* _What the task asks_:
Within the records below, filter for lines carrying the word "description" and copy them.

#####

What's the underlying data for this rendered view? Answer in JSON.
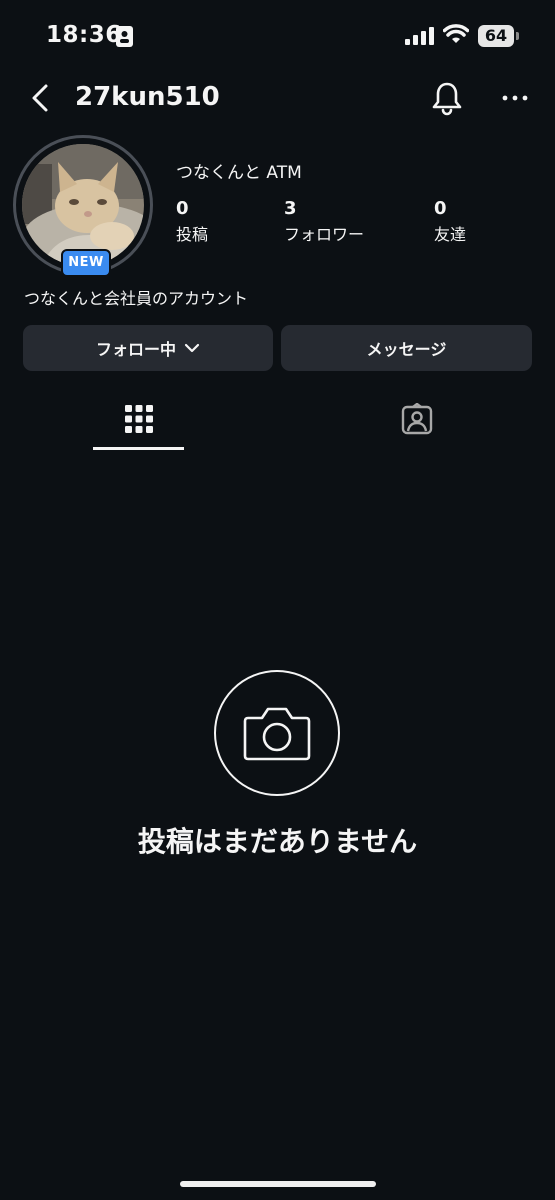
{
  "status_bar": {
    "time": "18:36",
    "battery": "64"
  },
  "header": {
    "username": "27kun510"
  },
  "profile": {
    "display_name": "つなくんと ATM",
    "badge": "NEW",
    "bio": "つなくんと会社員のアカウント",
    "stats": [
      {
        "value": "0",
        "label": "投稿"
      },
      {
        "value": "3",
        "label": "フォロワー"
      },
      {
        "value": "0",
        "label": "友達"
      }
    ]
  },
  "actions": {
    "following_label": "フォロー中",
    "message_label": "メッセージ"
  },
  "tabs": {
    "active": "grid"
  },
  "empty_state": {
    "text": "投稿はまだありません"
  },
  "colors": {
    "background": "#0c1014",
    "button": "#262a31",
    "badge": "#3a8bf0"
  }
}
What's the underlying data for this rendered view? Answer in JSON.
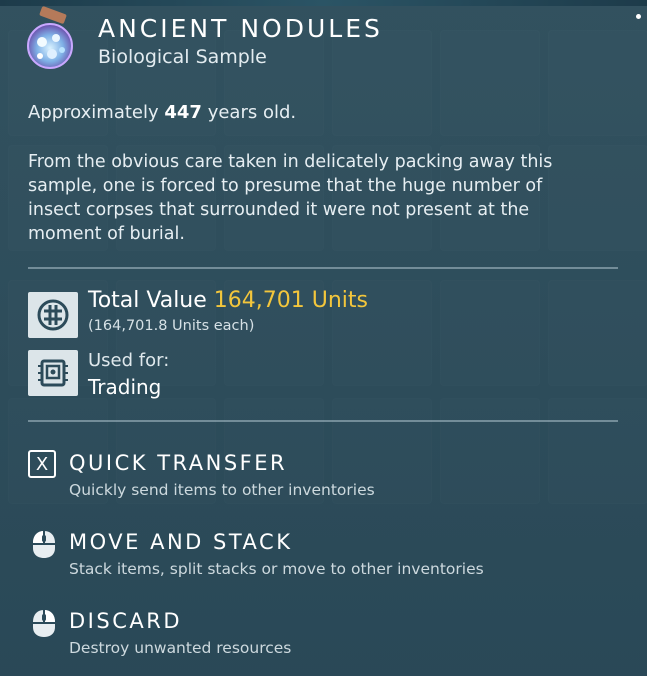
{
  "item": {
    "icon": "jar-of-nodules-icon",
    "name": "ANCIENT NODULES",
    "category": "Biological Sample",
    "age_prefix": "Approximately",
    "age_value": "447",
    "age_suffix": "years old.",
    "description": "From the obvious care taken in delicately packing away this sample, one is forced to presume that the huge number of insect corpses that surrounded it were not present at the moment of burial."
  },
  "value": {
    "icon": "units-currency-icon",
    "label": "Total Value",
    "amount": "164,701 Units",
    "each": "(164,701.8 Units each)"
  },
  "usage": {
    "icon": "trade-terminal-icon",
    "label": "Used for:",
    "value": "Trading"
  },
  "actions": [
    {
      "key": "X",
      "icon": "keyboard-x-key-icon",
      "title": "QUICK TRANSFER",
      "description": "Quickly send items to other inventories"
    },
    {
      "icon": "mouse-left-click-icon",
      "title": "MOVE AND STACK",
      "description": "Stack items, split stacks or move to other inventories"
    },
    {
      "icon": "mouse-right-click-icon",
      "title": "DISCARD",
      "description": "Destroy unwanted resources"
    }
  ],
  "colors": {
    "accent_value": "#f3c63c",
    "panel": "#345462"
  }
}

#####

* _Output of the exercise_:
    "description": "From the obvious care taken in delicately packing away this sample, one is forced to presume that the huge number of insect corpses that surrounded it were not present at the moment of burial."
      "description": "Quickly send items to other inventories"
      "description": "Stack items, split stacks or move to other inventories"
      "description": "Destroy unwanted resources"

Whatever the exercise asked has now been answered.